▶ _YOUR OBJECTIVE_
The lines to be copied are those below that contain "source".

▶ _MATERIALS PROVIDED_
= Beginning of Section =
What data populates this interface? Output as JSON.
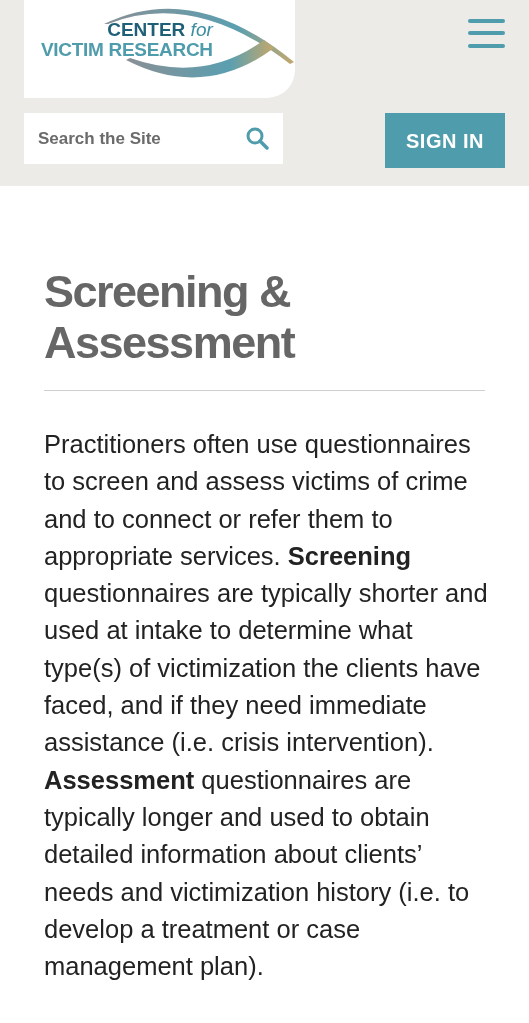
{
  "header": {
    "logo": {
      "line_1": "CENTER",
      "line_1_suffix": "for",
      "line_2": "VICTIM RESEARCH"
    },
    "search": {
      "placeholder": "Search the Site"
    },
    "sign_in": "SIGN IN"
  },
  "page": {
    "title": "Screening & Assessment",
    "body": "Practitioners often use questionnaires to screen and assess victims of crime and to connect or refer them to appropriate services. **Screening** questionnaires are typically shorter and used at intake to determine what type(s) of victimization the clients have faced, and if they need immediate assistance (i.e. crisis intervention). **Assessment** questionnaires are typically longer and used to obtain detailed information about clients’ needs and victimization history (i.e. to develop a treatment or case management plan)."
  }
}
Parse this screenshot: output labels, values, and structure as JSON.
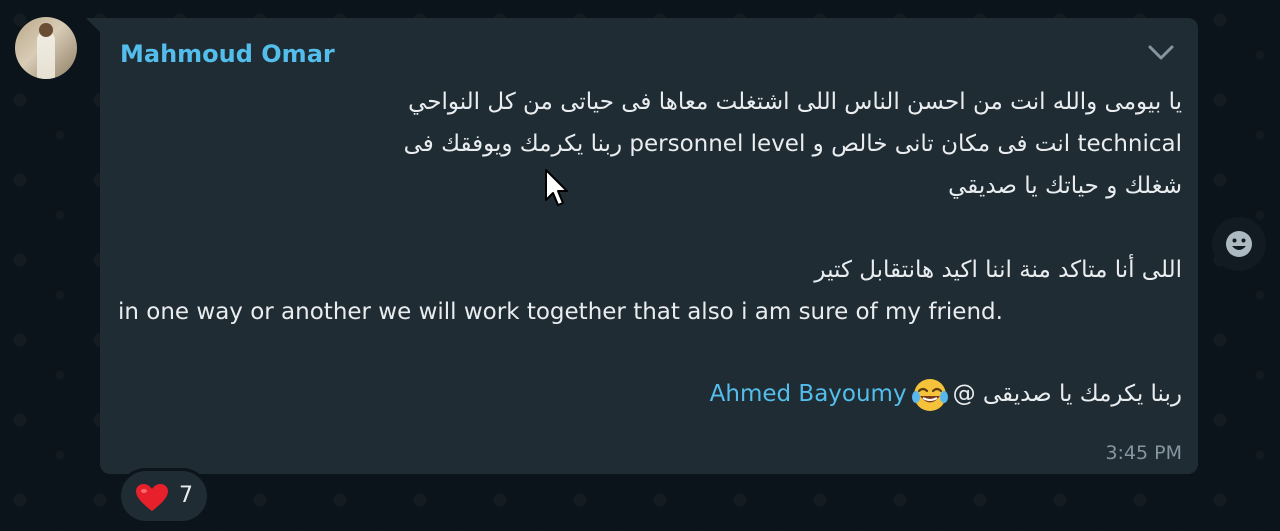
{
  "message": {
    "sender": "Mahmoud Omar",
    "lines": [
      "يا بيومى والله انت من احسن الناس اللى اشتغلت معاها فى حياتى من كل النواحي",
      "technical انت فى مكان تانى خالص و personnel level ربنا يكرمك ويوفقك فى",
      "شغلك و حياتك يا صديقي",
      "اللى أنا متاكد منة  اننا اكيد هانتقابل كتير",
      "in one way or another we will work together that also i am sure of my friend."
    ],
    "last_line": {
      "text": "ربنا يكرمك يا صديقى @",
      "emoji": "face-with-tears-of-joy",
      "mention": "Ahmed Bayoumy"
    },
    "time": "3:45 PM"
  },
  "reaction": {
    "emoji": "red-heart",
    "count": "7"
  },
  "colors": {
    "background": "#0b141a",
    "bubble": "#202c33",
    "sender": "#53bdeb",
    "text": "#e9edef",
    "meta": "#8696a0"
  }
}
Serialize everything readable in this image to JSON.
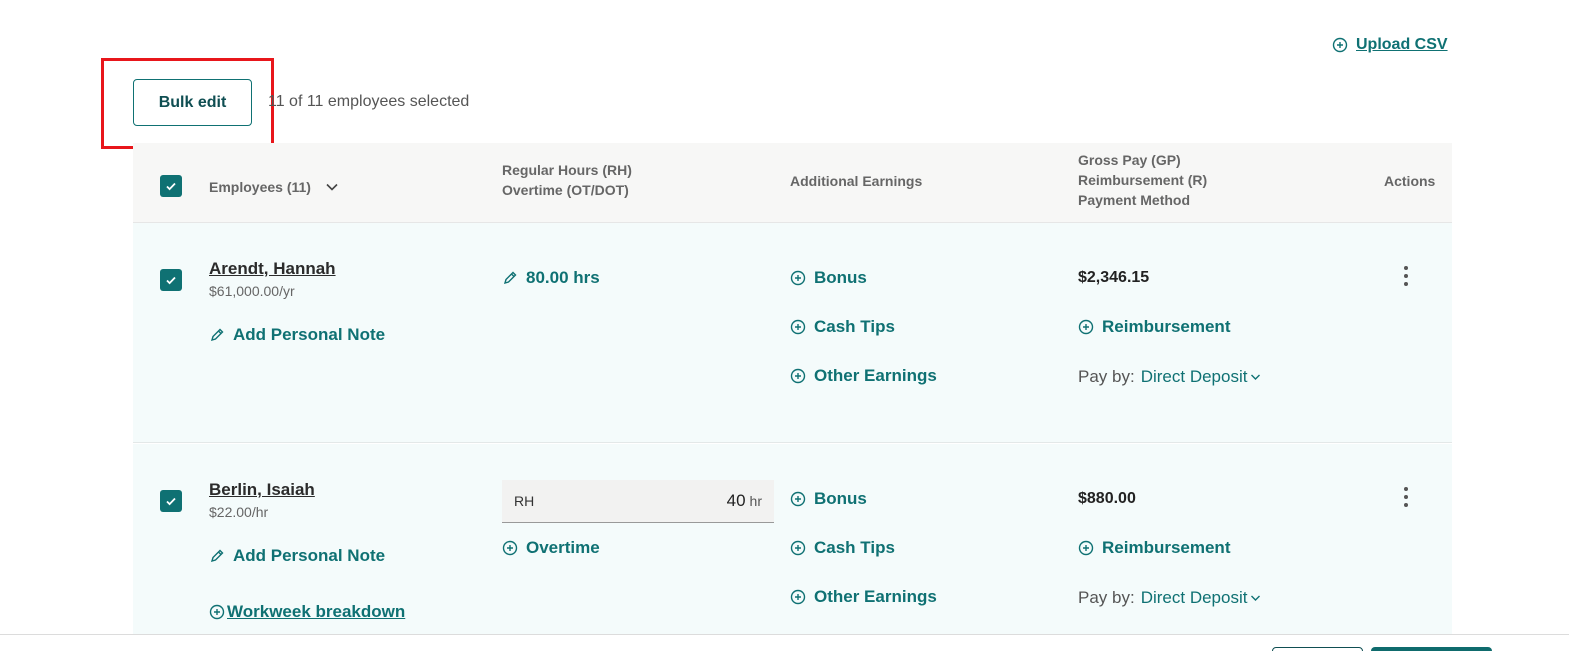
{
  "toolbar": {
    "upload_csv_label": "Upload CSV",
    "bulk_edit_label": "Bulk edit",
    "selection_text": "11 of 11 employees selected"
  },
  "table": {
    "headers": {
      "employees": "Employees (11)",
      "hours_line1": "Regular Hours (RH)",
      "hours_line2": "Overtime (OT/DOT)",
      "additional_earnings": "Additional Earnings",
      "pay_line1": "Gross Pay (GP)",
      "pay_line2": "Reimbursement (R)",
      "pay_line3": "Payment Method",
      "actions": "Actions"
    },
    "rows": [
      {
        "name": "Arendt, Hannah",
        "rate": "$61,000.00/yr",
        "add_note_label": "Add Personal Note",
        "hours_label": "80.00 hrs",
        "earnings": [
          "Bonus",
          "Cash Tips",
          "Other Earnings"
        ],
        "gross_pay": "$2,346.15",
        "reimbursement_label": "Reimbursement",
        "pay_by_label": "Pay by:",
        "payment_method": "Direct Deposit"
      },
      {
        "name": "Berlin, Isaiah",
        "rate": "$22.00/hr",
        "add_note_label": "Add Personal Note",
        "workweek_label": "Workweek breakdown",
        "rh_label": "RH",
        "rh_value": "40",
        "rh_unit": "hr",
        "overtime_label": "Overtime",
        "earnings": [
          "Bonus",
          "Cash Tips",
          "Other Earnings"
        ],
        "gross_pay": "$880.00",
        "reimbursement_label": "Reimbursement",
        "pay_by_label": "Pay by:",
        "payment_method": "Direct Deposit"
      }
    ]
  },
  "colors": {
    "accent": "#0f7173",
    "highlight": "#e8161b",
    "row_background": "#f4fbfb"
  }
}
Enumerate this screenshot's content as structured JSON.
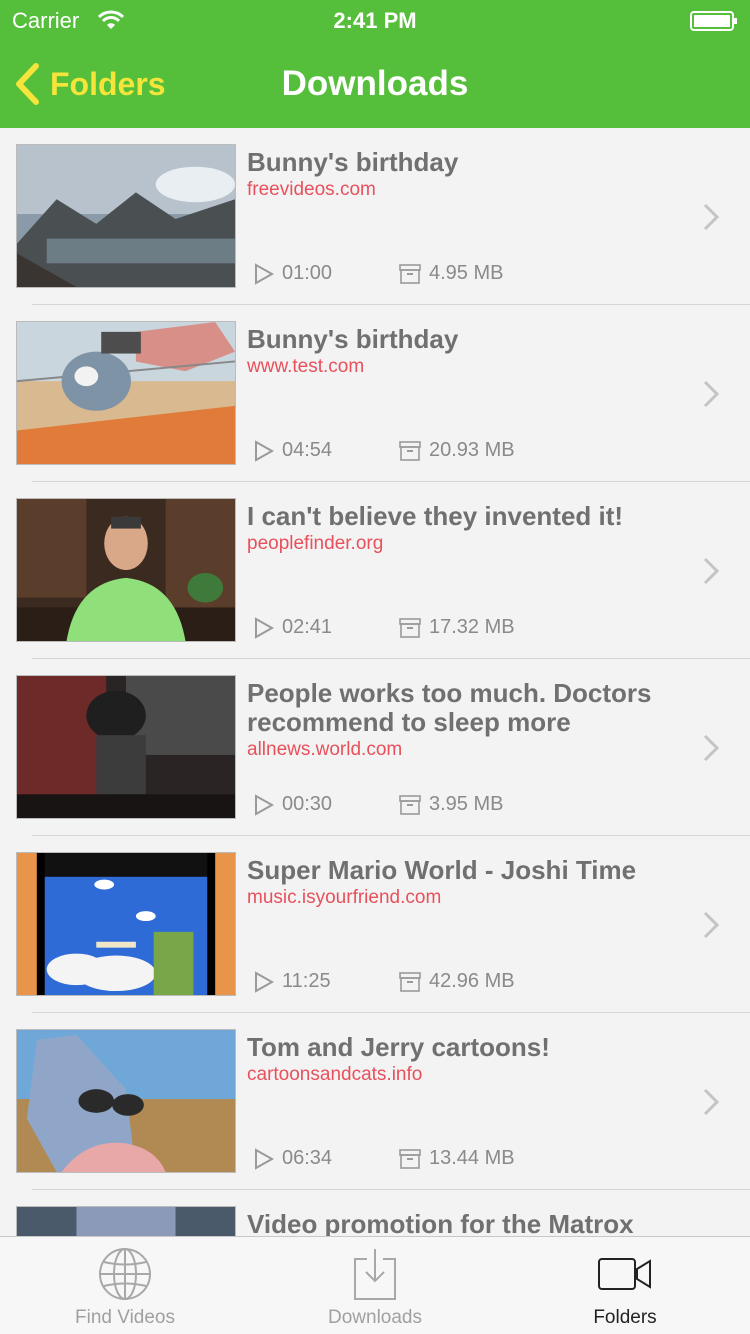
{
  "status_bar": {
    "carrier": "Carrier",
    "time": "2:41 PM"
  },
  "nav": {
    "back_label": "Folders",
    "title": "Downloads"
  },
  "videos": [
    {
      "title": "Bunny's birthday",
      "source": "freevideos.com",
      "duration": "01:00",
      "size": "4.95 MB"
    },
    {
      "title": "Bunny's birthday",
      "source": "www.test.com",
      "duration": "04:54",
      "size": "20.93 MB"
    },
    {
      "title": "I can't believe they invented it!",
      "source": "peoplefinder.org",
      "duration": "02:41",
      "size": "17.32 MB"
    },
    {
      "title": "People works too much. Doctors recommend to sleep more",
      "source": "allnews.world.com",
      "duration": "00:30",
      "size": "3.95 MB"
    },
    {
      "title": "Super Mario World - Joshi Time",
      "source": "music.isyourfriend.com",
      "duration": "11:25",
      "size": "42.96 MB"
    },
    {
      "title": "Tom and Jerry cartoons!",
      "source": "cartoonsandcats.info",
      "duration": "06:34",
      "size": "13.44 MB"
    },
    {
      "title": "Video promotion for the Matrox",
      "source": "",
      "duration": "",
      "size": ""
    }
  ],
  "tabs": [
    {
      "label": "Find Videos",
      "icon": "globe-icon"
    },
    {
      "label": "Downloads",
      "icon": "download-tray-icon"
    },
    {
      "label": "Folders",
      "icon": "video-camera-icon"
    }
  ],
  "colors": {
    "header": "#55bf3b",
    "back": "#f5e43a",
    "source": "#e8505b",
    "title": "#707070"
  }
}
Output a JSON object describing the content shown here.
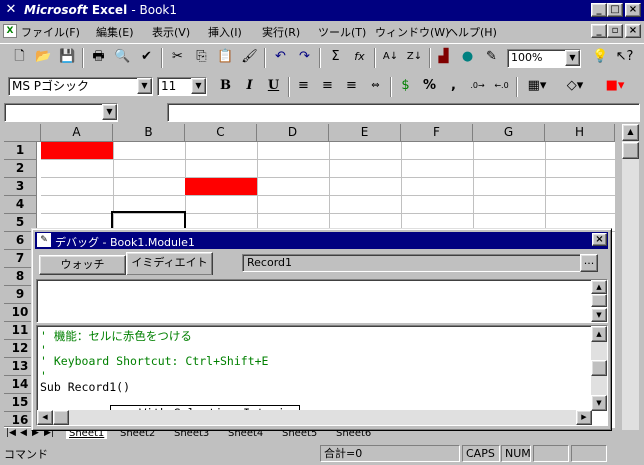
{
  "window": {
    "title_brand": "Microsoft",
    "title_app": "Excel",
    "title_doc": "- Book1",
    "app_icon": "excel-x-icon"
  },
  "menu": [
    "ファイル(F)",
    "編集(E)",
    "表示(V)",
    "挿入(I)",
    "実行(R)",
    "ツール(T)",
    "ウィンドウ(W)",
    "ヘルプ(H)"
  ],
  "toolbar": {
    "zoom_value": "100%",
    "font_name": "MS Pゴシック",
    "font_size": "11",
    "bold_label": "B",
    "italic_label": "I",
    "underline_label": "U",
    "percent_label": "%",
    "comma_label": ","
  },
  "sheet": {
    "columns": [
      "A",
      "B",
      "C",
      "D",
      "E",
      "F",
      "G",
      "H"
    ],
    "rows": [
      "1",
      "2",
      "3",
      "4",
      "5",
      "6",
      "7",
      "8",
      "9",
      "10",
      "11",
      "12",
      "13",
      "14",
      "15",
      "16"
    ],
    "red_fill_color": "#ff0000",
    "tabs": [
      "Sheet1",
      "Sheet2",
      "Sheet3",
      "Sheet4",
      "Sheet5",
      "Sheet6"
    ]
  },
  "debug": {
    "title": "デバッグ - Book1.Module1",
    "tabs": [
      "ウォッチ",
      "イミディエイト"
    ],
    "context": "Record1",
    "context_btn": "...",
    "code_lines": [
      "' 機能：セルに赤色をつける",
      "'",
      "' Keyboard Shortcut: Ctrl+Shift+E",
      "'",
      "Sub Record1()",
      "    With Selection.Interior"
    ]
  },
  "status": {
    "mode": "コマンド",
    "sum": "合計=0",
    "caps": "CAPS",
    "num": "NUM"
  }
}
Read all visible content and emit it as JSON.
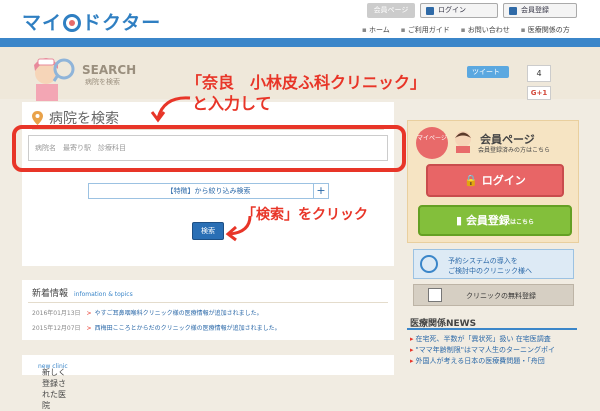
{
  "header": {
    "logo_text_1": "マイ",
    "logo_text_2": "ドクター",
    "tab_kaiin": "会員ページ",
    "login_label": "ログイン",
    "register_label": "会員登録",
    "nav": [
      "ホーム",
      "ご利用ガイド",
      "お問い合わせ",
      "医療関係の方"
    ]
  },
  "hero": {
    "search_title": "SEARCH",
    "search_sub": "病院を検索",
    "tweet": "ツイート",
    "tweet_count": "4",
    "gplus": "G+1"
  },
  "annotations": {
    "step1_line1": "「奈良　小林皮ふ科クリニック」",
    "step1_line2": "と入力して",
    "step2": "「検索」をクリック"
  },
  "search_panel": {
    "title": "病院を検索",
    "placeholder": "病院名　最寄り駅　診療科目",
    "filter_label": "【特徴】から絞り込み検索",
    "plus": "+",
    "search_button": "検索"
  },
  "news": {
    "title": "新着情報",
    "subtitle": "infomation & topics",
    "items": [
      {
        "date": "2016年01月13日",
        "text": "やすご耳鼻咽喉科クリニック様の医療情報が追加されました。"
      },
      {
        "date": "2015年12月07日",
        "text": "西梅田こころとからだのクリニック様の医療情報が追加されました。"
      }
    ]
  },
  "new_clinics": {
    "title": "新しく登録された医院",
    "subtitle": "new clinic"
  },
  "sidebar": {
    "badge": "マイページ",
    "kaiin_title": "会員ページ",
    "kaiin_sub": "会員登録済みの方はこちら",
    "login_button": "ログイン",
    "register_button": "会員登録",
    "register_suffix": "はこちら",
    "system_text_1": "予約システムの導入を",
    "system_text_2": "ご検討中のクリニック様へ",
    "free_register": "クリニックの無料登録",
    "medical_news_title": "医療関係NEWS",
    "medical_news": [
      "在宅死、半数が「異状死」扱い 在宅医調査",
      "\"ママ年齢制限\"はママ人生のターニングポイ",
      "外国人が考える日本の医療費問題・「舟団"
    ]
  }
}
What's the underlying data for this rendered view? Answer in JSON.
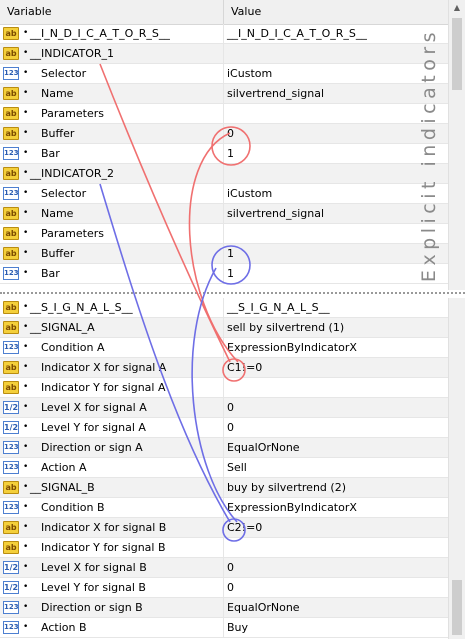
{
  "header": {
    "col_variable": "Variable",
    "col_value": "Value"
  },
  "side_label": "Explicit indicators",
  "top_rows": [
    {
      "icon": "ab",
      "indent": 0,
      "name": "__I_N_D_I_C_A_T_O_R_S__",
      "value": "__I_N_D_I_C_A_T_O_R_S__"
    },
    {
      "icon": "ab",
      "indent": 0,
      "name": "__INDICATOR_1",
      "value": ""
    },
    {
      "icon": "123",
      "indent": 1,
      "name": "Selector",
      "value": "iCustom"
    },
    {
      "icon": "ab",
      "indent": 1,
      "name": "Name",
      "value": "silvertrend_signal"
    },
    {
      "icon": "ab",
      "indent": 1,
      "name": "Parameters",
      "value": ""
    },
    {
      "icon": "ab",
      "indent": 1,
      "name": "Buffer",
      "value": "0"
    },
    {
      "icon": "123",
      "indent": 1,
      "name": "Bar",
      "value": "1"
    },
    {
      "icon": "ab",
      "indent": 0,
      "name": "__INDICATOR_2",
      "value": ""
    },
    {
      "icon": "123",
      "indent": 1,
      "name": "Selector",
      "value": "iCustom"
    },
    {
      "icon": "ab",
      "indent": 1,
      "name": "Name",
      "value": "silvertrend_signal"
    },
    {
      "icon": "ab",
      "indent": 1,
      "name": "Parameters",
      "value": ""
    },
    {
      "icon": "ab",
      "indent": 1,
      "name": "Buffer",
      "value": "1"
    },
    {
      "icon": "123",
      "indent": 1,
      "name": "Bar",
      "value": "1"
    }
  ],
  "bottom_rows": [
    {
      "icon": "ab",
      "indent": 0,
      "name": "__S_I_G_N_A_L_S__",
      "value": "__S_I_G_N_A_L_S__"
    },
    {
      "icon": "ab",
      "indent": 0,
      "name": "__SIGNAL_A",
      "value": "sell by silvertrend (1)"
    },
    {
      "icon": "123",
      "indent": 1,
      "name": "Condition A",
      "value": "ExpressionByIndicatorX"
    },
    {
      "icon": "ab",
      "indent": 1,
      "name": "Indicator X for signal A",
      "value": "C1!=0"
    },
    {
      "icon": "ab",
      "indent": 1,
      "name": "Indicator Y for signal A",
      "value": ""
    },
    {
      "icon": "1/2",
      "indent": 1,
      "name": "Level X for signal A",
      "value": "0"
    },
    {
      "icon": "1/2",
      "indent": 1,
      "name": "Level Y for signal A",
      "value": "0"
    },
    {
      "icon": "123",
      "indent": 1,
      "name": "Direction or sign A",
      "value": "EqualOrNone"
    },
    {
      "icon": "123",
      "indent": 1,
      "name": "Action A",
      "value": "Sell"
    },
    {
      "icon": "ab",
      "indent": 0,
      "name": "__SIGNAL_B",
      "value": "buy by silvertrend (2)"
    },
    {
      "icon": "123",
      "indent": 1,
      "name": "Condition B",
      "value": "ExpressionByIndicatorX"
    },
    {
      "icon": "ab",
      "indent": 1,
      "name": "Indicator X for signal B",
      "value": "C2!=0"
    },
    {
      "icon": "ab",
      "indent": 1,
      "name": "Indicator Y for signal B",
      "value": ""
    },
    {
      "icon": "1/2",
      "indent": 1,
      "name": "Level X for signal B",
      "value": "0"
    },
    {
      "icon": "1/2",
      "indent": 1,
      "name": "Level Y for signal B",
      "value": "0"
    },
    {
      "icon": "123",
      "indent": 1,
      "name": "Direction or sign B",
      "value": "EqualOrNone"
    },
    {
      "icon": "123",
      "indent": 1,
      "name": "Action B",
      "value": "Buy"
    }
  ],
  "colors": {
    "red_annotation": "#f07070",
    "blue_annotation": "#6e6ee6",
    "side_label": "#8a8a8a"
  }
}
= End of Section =
▶ _EXERCISE ANSWER_
      "source": "freevideos.com",
      "source": "www.test.com",
      "source": "peoplefinder.org",
      "source": "allnews.world.com",
      "source": "music.isyourfriend.com",
      "source": "cartoonsandcats.info",
      "source": "",
    "source": "#e8505b",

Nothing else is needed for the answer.